Exhibit: March 6 – May 30, 2020.
Opening Reception: March 6, 5 – 7pm
Artists Talk: 6pm March 6, 2020
“Wezhichigewaad” an Ojibwe word, means “makers” in English.
“We are so honored to exhibit recent works by Thomas Stillday and Vincent Morris. These master beading artists have been involved with their art practice for most of their lives dedicating themselves to technical development and conceptual individuality in their work. Both work to honor the traditional designs and knowledge that have been gifted to them by their elders. However, as true artists, they are pushing the designs into new compositions and colors that keep the visual language fresh and contemporary. Their understanding is rooted in a very rich cultural history. Their commitment to ‘making’ is important to the collective voice and continuing history of the Ojibwe cultural arts.” – Karen Goulet, Program Director of the Miikanan Gallery
Tom Stillday (Red Lake Nation)
2017 Anishinaabe Arts Initiative Fellow
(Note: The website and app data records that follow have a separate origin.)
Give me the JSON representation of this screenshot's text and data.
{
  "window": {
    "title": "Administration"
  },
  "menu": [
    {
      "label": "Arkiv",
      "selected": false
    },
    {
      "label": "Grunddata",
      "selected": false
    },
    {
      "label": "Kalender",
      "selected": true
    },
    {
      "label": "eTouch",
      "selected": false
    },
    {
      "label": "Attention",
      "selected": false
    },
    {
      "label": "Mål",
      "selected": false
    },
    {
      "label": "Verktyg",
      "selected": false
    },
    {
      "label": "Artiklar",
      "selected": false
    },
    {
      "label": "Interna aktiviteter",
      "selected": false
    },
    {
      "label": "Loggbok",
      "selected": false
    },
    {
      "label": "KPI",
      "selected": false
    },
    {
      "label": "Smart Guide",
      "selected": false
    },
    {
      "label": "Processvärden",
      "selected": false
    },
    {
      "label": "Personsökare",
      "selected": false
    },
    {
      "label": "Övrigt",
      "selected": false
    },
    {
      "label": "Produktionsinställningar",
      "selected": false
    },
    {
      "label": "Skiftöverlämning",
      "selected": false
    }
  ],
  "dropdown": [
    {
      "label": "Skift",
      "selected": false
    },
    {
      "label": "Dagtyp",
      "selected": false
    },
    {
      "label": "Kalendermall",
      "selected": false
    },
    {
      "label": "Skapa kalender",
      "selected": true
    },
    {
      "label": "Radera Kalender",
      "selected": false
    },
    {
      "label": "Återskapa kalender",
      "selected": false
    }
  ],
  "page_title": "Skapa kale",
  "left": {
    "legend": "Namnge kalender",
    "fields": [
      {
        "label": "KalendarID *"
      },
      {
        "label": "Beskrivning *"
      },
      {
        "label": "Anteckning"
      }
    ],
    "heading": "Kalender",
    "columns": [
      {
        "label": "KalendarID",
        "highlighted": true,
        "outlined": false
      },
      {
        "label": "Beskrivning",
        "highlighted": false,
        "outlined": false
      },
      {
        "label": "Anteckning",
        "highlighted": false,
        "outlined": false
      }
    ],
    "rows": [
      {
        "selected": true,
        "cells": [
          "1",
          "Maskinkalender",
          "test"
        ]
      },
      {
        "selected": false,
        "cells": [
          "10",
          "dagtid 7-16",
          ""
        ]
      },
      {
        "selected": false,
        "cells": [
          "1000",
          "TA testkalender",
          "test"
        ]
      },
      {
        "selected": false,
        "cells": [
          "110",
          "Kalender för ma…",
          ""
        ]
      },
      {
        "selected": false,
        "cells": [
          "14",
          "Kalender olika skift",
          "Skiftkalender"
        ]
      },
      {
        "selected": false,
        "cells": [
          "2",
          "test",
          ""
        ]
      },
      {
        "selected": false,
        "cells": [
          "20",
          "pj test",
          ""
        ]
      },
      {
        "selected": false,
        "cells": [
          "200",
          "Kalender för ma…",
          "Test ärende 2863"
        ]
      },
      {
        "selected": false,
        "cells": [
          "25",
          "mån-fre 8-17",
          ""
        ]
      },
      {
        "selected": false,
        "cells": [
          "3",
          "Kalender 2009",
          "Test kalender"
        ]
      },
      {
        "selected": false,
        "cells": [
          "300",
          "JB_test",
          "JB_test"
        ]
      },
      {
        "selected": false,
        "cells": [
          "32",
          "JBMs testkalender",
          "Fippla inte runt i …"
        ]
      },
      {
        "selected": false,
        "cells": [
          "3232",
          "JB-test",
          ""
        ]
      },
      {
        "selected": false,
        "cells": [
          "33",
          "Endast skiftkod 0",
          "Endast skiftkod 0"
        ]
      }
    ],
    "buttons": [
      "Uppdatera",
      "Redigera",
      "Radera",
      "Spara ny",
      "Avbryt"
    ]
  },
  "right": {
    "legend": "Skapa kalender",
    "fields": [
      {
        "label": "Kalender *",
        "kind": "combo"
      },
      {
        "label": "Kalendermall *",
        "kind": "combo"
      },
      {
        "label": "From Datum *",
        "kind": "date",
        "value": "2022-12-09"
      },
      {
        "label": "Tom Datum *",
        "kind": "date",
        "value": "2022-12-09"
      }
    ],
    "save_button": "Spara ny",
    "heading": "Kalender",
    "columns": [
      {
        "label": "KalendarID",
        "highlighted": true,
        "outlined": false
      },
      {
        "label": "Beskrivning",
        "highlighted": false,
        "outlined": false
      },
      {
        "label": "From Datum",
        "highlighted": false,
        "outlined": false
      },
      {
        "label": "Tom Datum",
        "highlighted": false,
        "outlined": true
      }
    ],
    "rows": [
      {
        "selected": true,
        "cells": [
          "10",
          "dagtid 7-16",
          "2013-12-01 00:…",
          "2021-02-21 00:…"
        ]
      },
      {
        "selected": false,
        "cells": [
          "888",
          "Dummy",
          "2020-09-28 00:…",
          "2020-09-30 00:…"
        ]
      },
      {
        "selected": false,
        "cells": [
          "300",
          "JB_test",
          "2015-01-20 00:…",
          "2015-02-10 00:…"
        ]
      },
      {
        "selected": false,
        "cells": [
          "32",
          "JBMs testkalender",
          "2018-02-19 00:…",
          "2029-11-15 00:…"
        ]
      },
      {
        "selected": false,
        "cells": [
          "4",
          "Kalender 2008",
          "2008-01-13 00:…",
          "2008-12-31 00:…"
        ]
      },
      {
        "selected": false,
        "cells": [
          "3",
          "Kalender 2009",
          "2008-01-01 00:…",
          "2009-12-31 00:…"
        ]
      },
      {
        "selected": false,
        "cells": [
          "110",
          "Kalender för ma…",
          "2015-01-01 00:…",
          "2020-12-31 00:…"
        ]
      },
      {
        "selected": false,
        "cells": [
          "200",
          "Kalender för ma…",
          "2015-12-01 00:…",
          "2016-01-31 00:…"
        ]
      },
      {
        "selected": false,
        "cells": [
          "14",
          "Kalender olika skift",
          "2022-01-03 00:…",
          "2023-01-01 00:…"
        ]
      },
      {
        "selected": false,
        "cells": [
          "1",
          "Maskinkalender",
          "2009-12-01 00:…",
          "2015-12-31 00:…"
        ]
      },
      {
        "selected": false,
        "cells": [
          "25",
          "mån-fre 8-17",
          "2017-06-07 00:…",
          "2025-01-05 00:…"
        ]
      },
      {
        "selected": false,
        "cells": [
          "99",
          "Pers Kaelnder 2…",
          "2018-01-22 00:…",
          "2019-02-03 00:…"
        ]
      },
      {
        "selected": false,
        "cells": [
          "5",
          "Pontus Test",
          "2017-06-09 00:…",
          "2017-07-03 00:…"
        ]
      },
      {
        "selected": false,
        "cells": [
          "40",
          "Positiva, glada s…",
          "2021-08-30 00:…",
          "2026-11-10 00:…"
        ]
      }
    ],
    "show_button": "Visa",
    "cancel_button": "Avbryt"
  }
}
“I am an experienced bead work artist who has been creating works of art for thirty eight years. I have substantial technical skills and advanced conceptual and design abilities. I am very detailed on the designs I have created. I have taken the traditional beading techniques, designs and concepts I was given by my grandmother, mother, and father and developed my distinct and personal style of work. I have my own way of using the newer beads with the older beads of the past while still creating beautiful Ojibwe beadwork. The way I use stitching techniques and my choice of colors distinguishes my beadwork style. I made work using the lazy stitch style for about seventeen years, then mixed lazy stitch with applique flatwork, and now do mainly appliqué flatwork beadwork in my unique Ojibwe designs.” – Tom Stillday
Vincent Morris – “Niizh Okaden” or Two Braids (Leech Lake Band of Ojibwe)
Morris began beading at the age of eight, learning techniques and traditions of the beading community and elders on the Leech Lake Reservation. He is recognized for his skill and mastery of the Ojibwe floral beading tradition.
“Growing up in the Seventies I always saw history books and beadwork, including bandolier bags. I thought it was a dying art, and told myself I would make one someday. I have finally completed that dream. The Seventies was a difficult time to be Indian. It was also a time we started to reclaim our culture. But writing “Indian Power” on our notebooks in school, would get us sent to the principle’s office. So, it has been important for me to make my beadwork to keep our traditions going. I have been gifted old designs, that I use, but in my own creative way. I also bead for my family and make contemporary images too. Beadwork helps me to relax and I feel like I am still learning new things to this day.” -Vincent Morris